Almost all thermal devices today feature WiFi connectivity to a smartphone app, but the Talion links to Pulsar’s Stream Vision 2 app, which is typically attractive, fast and reliable.
Demand for the test sample was unsurprisingly high, so I didn’t have it for very long, but actually, this mattered little, since I had it set up, zeroed in and running sweetly almost before I knew it. In the field, I appreciated how much handier it made my rifle feel compared to some of the other thermal scopes I’ve tested, and how easy it was to reach and operate the controls. Of course, the Talion’s smaller lens, sensor and display don’t deliver the performance you’d get from a top-spec Thermion, but its many virtues and lighter price tag still make it an attractive alternative to the Thermion XM30, whilst Pulsar’s strong brand-values and the support offered by longstanding UK distributor, Thomas Jacks still count for a good deal in a rapidly-diversifying market. If I was looking to get into thermal, or buy a second scope for sub-100m work (I’m already covered for the longer stuff), this would be it. Price: £1,949.95, Mount: £44.95.

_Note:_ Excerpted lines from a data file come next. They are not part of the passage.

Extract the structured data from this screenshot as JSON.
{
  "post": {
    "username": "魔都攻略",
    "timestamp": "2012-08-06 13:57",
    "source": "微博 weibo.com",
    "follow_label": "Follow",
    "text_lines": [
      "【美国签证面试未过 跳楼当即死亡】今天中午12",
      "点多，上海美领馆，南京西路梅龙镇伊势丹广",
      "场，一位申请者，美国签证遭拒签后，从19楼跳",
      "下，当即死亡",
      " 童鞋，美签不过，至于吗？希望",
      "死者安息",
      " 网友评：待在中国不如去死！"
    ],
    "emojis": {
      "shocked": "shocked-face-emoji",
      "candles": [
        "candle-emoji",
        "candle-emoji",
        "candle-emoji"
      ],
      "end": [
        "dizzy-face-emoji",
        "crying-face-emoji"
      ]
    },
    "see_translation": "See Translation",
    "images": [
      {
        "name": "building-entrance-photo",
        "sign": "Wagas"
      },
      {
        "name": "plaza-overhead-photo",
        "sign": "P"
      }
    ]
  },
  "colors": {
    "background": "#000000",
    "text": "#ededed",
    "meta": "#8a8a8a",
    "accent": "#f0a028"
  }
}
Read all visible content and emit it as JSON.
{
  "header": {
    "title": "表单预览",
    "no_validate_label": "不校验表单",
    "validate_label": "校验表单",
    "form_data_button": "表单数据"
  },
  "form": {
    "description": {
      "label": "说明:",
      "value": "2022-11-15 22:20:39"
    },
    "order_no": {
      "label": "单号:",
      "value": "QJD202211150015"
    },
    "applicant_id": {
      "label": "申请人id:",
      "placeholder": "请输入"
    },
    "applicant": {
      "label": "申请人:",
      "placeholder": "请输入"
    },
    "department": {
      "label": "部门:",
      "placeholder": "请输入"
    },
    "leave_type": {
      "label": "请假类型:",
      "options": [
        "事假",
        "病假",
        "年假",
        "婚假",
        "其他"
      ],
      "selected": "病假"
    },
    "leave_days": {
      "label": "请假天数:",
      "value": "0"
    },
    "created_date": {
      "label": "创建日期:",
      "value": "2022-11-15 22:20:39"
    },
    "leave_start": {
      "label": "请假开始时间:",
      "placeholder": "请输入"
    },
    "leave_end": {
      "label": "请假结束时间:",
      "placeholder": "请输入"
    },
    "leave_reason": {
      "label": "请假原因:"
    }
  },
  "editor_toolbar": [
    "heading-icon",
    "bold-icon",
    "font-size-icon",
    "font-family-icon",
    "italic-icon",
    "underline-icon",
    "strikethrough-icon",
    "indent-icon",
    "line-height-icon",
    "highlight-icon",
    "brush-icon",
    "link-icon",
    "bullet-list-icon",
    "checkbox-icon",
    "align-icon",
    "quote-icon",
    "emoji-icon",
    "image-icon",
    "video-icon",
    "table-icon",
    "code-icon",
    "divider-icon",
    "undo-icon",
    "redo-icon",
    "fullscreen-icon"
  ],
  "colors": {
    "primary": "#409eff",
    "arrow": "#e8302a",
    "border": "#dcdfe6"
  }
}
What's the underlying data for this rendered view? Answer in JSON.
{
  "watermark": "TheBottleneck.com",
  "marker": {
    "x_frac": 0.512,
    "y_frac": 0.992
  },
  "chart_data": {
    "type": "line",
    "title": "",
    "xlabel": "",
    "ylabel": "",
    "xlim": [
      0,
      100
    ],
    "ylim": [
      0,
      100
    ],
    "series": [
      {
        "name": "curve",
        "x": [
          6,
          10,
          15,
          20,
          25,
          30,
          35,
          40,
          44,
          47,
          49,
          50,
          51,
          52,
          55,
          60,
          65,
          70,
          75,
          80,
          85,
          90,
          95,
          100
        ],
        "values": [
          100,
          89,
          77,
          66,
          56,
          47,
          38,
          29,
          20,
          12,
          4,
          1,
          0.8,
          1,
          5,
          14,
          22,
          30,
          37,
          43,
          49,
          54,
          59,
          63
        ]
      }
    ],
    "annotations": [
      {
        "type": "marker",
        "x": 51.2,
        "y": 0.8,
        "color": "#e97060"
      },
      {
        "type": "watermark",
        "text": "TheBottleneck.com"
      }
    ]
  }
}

THERMTEC ARES 660
Optical Solutions - www.opticalsolutions.uk
Just beating the deadline was the Thermtec Ares 660. First impressions here, then, but the Ares is too innovative to leave out. More on that later, but those first impressions are excellent.
A smart red box encloses a top-quality, semi-rigid carry-case containing the scope, eye-protector, spare battery cap, USB cable and a pair of high Picatinny rings. Unfortunately, the rings are just too low for a flat-top AR15 and don’t provide the set-back any thermal or NV scope requires to compensate for its minimal eye relief. Fortunately, I had a cantilever mount to hand, which is what Thermtec need to supply if mountability out-of-the-box is their goal.
The scope itself is handsomely presented, sporting a bronze-anodised main body and grippy, protective rubber on the objective bell, the turret caps, the control pad on the ocular bell and the magnetically-secured eye-protector. The Thermionstyle layout is familiar: right turret = USB-C port, top turret = battery compartment (18650/18500), left turret = dial-and-click controls. On the rear binnacle: front = power, rear-right = imaging, rear-left = aha! Something different, and in a good way, since this button lets you scroll through the colour palettes (white-hot, black-hot, red-hot, green, golden, violet) swiftly identifying the best match for the conditions. A long press activates the same AI rangefinding system seen in the Cyclops.
On the left turret, simply winding the dial forward gives a smooth 1x-5x digital zoom, while one quick click accesses brightness adjustment, and a second does the same for contrast. Double-clicking manually calibrates the big/fine 640x512/12μm sensor, but this is rarely needed, since calibration is actually continuous, without any Pulsar-style screen-freeze. A long push enters the easily-navigated but featurerich main menu.
Zeroing offers 'manual' and 'auto' modes. I didn’t have time to try 'auto' (another AI application), but 'manual' mode and its 'freeze' function worked perfectly. Adjustment range is ample and 'clicks' are very fine, giving an exceptionally-precise zero, despite a somewhat 'mushy' feel to the dial itself.
Now for that radical objective lens. Behind it is a 2-position ring that triples the focal length from 20mm to 60mm, delivering extra magnification without image degradation, albeit with a reduced FoV. Further testing will check if switching affects POI, but for now, I love it!
While perhaps not as 'realistic' as Pulsar’s, the Ares’ overall image is arguably more informative, with animals being impressively distinct and well-defined. Indicating some cows over 2K away, my buddy said: 'If I had a fifty-cal, I reckon I could shoot them with this!' I’m itching to see how far I can reach out to a fox target, but for now, the Ares 660 promises to be the best thermal riflescope for long range, by far. Price: £3,600.